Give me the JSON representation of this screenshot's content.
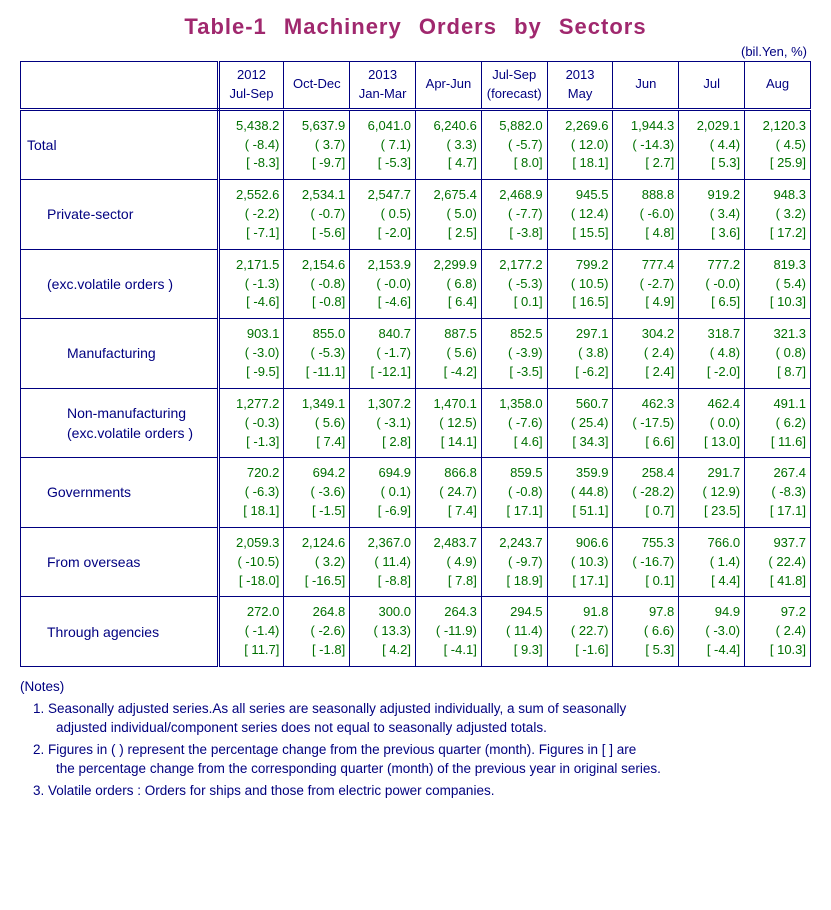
{
  "title": "Table-1   Machinery   Orders   by   Sectors",
  "unit": "(bil.Yen, %)",
  "columns": [
    {
      "year": "2012",
      "period": "Jul-Sep",
      "note": ""
    },
    {
      "year": "",
      "period": "Oct-Dec",
      "note": ""
    },
    {
      "year": "2013",
      "period": "Jan-Mar",
      "note": ""
    },
    {
      "year": "",
      "period": "Apr-Jun",
      "note": ""
    },
    {
      "year": "",
      "period": "Jul-Sep",
      "note": "(forecast)"
    },
    {
      "year": "2013",
      "period": "May",
      "note": ""
    },
    {
      "year": "",
      "period": "Jun",
      "note": ""
    },
    {
      "year": "",
      "period": "Jul",
      "note": ""
    },
    {
      "year": "",
      "period": "Aug",
      "note": ""
    }
  ],
  "rows": [
    {
      "label": "Total",
      "indent": 0,
      "cells": [
        {
          "v": "5,438.2",
          "q": "( -8.4)",
          "y": "[ -8.3]"
        },
        {
          "v": "5,637.9",
          "q": "( 3.7)",
          "y": "[ -9.7]"
        },
        {
          "v": "6,041.0",
          "q": "( 7.1)",
          "y": "[ -5.3]"
        },
        {
          "v": "6,240.6",
          "q": "( 3.3)",
          "y": "[ 4.7]"
        },
        {
          "v": "5,882.0",
          "q": "( -5.7)",
          "y": "[ 8.0]"
        },
        {
          "v": "2,269.6",
          "q": "( 12.0)",
          "y": "[ 18.1]"
        },
        {
          "v": "1,944.3",
          "q": "( -14.3)",
          "y": "[ 2.7]"
        },
        {
          "v": "2,029.1",
          "q": "( 4.4)",
          "y": "[ 5.3]"
        },
        {
          "v": "2,120.3",
          "q": "( 4.5)",
          "y": "[ 25.9]"
        }
      ]
    },
    {
      "label": "Private-sector",
      "indent": 1,
      "cells": [
        {
          "v": "2,552.6",
          "q": "( -2.2)",
          "y": "[ -7.1]"
        },
        {
          "v": "2,534.1",
          "q": "( -0.7)",
          "y": "[ -5.6]"
        },
        {
          "v": "2,547.7",
          "q": "( 0.5)",
          "y": "[ -2.0]"
        },
        {
          "v": "2,675.4",
          "q": "( 5.0)",
          "y": "[ 2.5]"
        },
        {
          "v": "2,468.9",
          "q": "( -7.7)",
          "y": "[ -3.8]"
        },
        {
          "v": "945.5",
          "q": "( 12.4)",
          "y": "[ 15.5]"
        },
        {
          "v": "888.8",
          "q": "( -6.0)",
          "y": "[ 4.8]"
        },
        {
          "v": "919.2",
          "q": "( 3.4)",
          "y": "[ 3.6]"
        },
        {
          "v": "948.3",
          "q": "( 3.2)",
          "y": "[ 17.2]"
        }
      ]
    },
    {
      "label": "(exc.volatile orders )",
      "indent": 1,
      "cells": [
        {
          "v": "2,171.5",
          "q": "( -1.3)",
          "y": "[ -4.6]"
        },
        {
          "v": "2,154.6",
          "q": "( -0.8)",
          "y": "[ -0.8]"
        },
        {
          "v": "2,153.9",
          "q": "( -0.0)",
          "y": "[ -4.6]"
        },
        {
          "v": "2,299.9",
          "q": "( 6.8)",
          "y": "[ 6.4]"
        },
        {
          "v": "2,177.2",
          "q": "( -5.3)",
          "y": "[ 0.1]"
        },
        {
          "v": "799.2",
          "q": "( 10.5)",
          "y": "[ 16.5]"
        },
        {
          "v": "777.4",
          "q": "( -2.7)",
          "y": "[ 4.9]"
        },
        {
          "v": "777.2",
          "q": "( -0.0)",
          "y": "[ 6.5]"
        },
        {
          "v": "819.3",
          "q": "( 5.4)",
          "y": "[ 10.3]"
        }
      ]
    },
    {
      "label": "Manufacturing",
      "indent": 2,
      "cells": [
        {
          "v": "903.1",
          "q": "( -3.0)",
          "y": "[ -9.5]"
        },
        {
          "v": "855.0",
          "q": "( -5.3)",
          "y": "[ -11.1]"
        },
        {
          "v": "840.7",
          "q": "( -1.7)",
          "y": "[ -12.1]"
        },
        {
          "v": "887.5",
          "q": "( 5.6)",
          "y": "[ -4.2]"
        },
        {
          "v": "852.5",
          "q": "( -3.9)",
          "y": "[ -3.5]"
        },
        {
          "v": "297.1",
          "q": "( 3.8)",
          "y": "[ -6.2]"
        },
        {
          "v": "304.2",
          "q": "( 2.4)",
          "y": "[ 2.4]"
        },
        {
          "v": "318.7",
          "q": "( 4.8)",
          "y": "[ -2.0]"
        },
        {
          "v": "321.3",
          "q": "( 0.8)",
          "y": "[ 8.7]"
        }
      ]
    },
    {
      "label": "Non-manufacturing",
      "label2": "(exc.volatile orders )",
      "indent": 2,
      "cells": [
        {
          "v": "1,277.2",
          "q": "( -0.3)",
          "y": "[ -1.3]"
        },
        {
          "v": "1,349.1",
          "q": "( 5.6)",
          "y": "[ 7.4]"
        },
        {
          "v": "1,307.2",
          "q": "( -3.1)",
          "y": "[ 2.8]"
        },
        {
          "v": "1,470.1",
          "q": "( 12.5)",
          "y": "[ 14.1]"
        },
        {
          "v": "1,358.0",
          "q": "( -7.6)",
          "y": "[ 4.6]"
        },
        {
          "v": "560.7",
          "q": "( 25.4)",
          "y": "[ 34.3]"
        },
        {
          "v": "462.3",
          "q": "( -17.5)",
          "y": "[ 6.6]"
        },
        {
          "v": "462.4",
          "q": "( 0.0)",
          "y": "[ 13.0]"
        },
        {
          "v": "491.1",
          "q": "( 6.2)",
          "y": "[ 11.6]"
        }
      ]
    },
    {
      "label": "Governments",
      "indent": 1,
      "cells": [
        {
          "v": "720.2",
          "q": "( -6.3)",
          "y": "[ 18.1]"
        },
        {
          "v": "694.2",
          "q": "( -3.6)",
          "y": "[ -1.5]"
        },
        {
          "v": "694.9",
          "q": "( 0.1)",
          "y": "[ -6.9]"
        },
        {
          "v": "866.8",
          "q": "( 24.7)",
          "y": "[ 7.4]"
        },
        {
          "v": "859.5",
          "q": "( -0.8)",
          "y": "[ 17.1]"
        },
        {
          "v": "359.9",
          "q": "( 44.8)",
          "y": "[ 51.1]"
        },
        {
          "v": "258.4",
          "q": "( -28.2)",
          "y": "[ 0.7]"
        },
        {
          "v": "291.7",
          "q": "( 12.9)",
          "y": "[ 23.5]"
        },
        {
          "v": "267.4",
          "q": "( -8.3)",
          "y": "[ 17.1]"
        }
      ]
    },
    {
      "label": "From overseas",
      "indent": 1,
      "cells": [
        {
          "v": "2,059.3",
          "q": "( -10.5)",
          "y": "[ -18.0]"
        },
        {
          "v": "2,124.6",
          "q": "( 3.2)",
          "y": "[ -16.5]"
        },
        {
          "v": "2,367.0",
          "q": "( 11.4)",
          "y": "[ -8.8]"
        },
        {
          "v": "2,483.7",
          "q": "( 4.9)",
          "y": "[ 7.8]"
        },
        {
          "v": "2,243.7",
          "q": "( -9.7)",
          "y": "[ 18.9]"
        },
        {
          "v": "906.6",
          "q": "( 10.3)",
          "y": "[ 17.1]"
        },
        {
          "v": "755.3",
          "q": "( -16.7)",
          "y": "[ 0.1]"
        },
        {
          "v": "766.0",
          "q": "( 1.4)",
          "y": "[ 4.4]"
        },
        {
          "v": "937.7",
          "q": "( 22.4)",
          "y": "[ 41.8]"
        }
      ]
    },
    {
      "label": "Through agencies",
      "indent": 1,
      "cells": [
        {
          "v": "272.0",
          "q": "( -1.4)",
          "y": "[ 11.7]"
        },
        {
          "v": "264.8",
          "q": "( -2.6)",
          "y": "[ -1.8]"
        },
        {
          "v": "300.0",
          "q": "( 13.3)",
          "y": "[ 4.2]"
        },
        {
          "v": "264.3",
          "q": "( -11.9)",
          "y": "[ -4.1]"
        },
        {
          "v": "294.5",
          "q": "( 11.4)",
          "y": "[ 9.3]"
        },
        {
          "v": "91.8",
          "q": "( 22.7)",
          "y": "[ -1.6]"
        },
        {
          "v": "97.8",
          "q": "( 6.6)",
          "y": "[ 5.3]"
        },
        {
          "v": "94.9",
          "q": "( -3.0)",
          "y": "[ -4.4]"
        },
        {
          "v": "97.2",
          "q": "( 2.4)",
          "y": "[ 10.3]"
        }
      ]
    }
  ],
  "notes": {
    "heading": "(Notes)",
    "items": [
      {
        "a": "Seasonally adjusted series.As all series are seasonally adjusted individually, a sum of seasonally",
        "b": "adjusted individual/component series does not equal to seasonally adjusted totals."
      },
      {
        "a": "Figures in ( ) represent the percentage change from the previous quarter (month). Figures in [ ] are",
        "b": "the percentage change from the corresponding quarter (month) of the previous year in original series."
      },
      {
        "a": "Volatile orders : Orders for ships and those from electric power companies.",
        "b": ""
      }
    ]
  },
  "chart_data": {
    "type": "table",
    "unit": "bil.Yen; ( ) = % chg from prev period; [ ] = % chg from year earlier (original series)",
    "columns": [
      "2012 Jul-Sep",
      "Oct-Dec",
      "2013 Jan-Mar",
      "Apr-Jun",
      "Jul-Sep (forecast)",
      "2013 May",
      "Jun",
      "Jul",
      "Aug"
    ],
    "series": [
      {
        "name": "Total",
        "values": [
          5438.2,
          5637.9,
          6041.0,
          6240.6,
          5882.0,
          2269.6,
          1944.3,
          2029.1,
          2120.3
        ],
        "qoq_pct": [
          -8.4,
          3.7,
          7.1,
          3.3,
          -5.7,
          12.0,
          -14.3,
          4.4,
          4.5
        ],
        "yoy_pct": [
          -8.3,
          -9.7,
          -5.3,
          4.7,
          8.0,
          18.1,
          2.7,
          5.3,
          25.9
        ]
      },
      {
        "name": "Private-sector",
        "values": [
          2552.6,
          2534.1,
          2547.7,
          2675.4,
          2468.9,
          945.5,
          888.8,
          919.2,
          948.3
        ],
        "qoq_pct": [
          -2.2,
          -0.7,
          0.5,
          5.0,
          -7.7,
          12.4,
          -6.0,
          3.4,
          3.2
        ],
        "yoy_pct": [
          -7.1,
          -5.6,
          -2.0,
          2.5,
          -3.8,
          15.5,
          4.8,
          3.6,
          17.2
        ]
      },
      {
        "name": "Private-sector (exc. volatile orders)",
        "values": [
          2171.5,
          2154.6,
          2153.9,
          2299.9,
          2177.2,
          799.2,
          777.4,
          777.2,
          819.3
        ],
        "qoq_pct": [
          -1.3,
          -0.8,
          -0.0,
          6.8,
          -5.3,
          10.5,
          -2.7,
          -0.0,
          5.4
        ],
        "yoy_pct": [
          -4.6,
          -0.8,
          -4.6,
          6.4,
          0.1,
          16.5,
          4.9,
          6.5,
          10.3
        ]
      },
      {
        "name": "Manufacturing",
        "values": [
          903.1,
          855.0,
          840.7,
          887.5,
          852.5,
          297.1,
          304.2,
          318.7,
          321.3
        ],
        "qoq_pct": [
          -3.0,
          -5.3,
          -1.7,
          5.6,
          -3.9,
          3.8,
          2.4,
          4.8,
          0.8
        ],
        "yoy_pct": [
          -9.5,
          -11.1,
          -12.1,
          -4.2,
          -3.5,
          -6.2,
          2.4,
          -2.0,
          8.7
        ]
      },
      {
        "name": "Non-manufacturing (exc. volatile orders)",
        "values": [
          1277.2,
          1349.1,
          1307.2,
          1470.1,
          1358.0,
          560.7,
          462.3,
          462.4,
          491.1
        ],
        "qoq_pct": [
          -0.3,
          5.6,
          -3.1,
          12.5,
          -7.6,
          25.4,
          -17.5,
          0.0,
          6.2
        ],
        "yoy_pct": [
          -1.3,
          7.4,
          2.8,
          14.1,
          4.6,
          34.3,
          6.6,
          13.0,
          11.6
        ]
      },
      {
        "name": "Governments",
        "values": [
          720.2,
          694.2,
          694.9,
          866.8,
          859.5,
          359.9,
          258.4,
          291.7,
          267.4
        ],
        "qoq_pct": [
          -6.3,
          -3.6,
          0.1,
          24.7,
          -0.8,
          44.8,
          -28.2,
          12.9,
          -8.3
        ],
        "yoy_pct": [
          18.1,
          -1.5,
          -6.9,
          7.4,
          17.1,
          51.1,
          0.7,
          23.5,
          17.1
        ]
      },
      {
        "name": "From overseas",
        "values": [
          2059.3,
          2124.6,
          2367.0,
          2483.7,
          2243.7,
          906.6,
          755.3,
          766.0,
          937.7
        ],
        "qoq_pct": [
          -10.5,
          3.2,
          11.4,
          4.9,
          -9.7,
          10.3,
          -16.7,
          1.4,
          22.4
        ],
        "yoy_pct": [
          -18.0,
          -16.5,
          -8.8,
          7.8,
          18.9,
          17.1,
          0.1,
          4.4,
          41.8
        ]
      },
      {
        "name": "Through agencies",
        "values": [
          272.0,
          264.8,
          300.0,
          264.3,
          294.5,
          91.8,
          97.8,
          94.9,
          97.2
        ],
        "qoq_pct": [
          -1.4,
          -2.6,
          13.3,
          -11.9,
          11.4,
          22.7,
          6.6,
          -3.0,
          2.4
        ],
        "yoy_pct": [
          11.7,
          -1.8,
          4.2,
          -4.1,
          9.3,
          -1.6,
          5.3,
          -4.4,
          10.3
        ]
      }
    ]
  }
}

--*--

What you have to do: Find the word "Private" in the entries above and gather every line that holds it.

Task response:
      "label": "Private-sector",
        "name": "Private-sector",
        "name": "Private-sector (exc. volatile orders)",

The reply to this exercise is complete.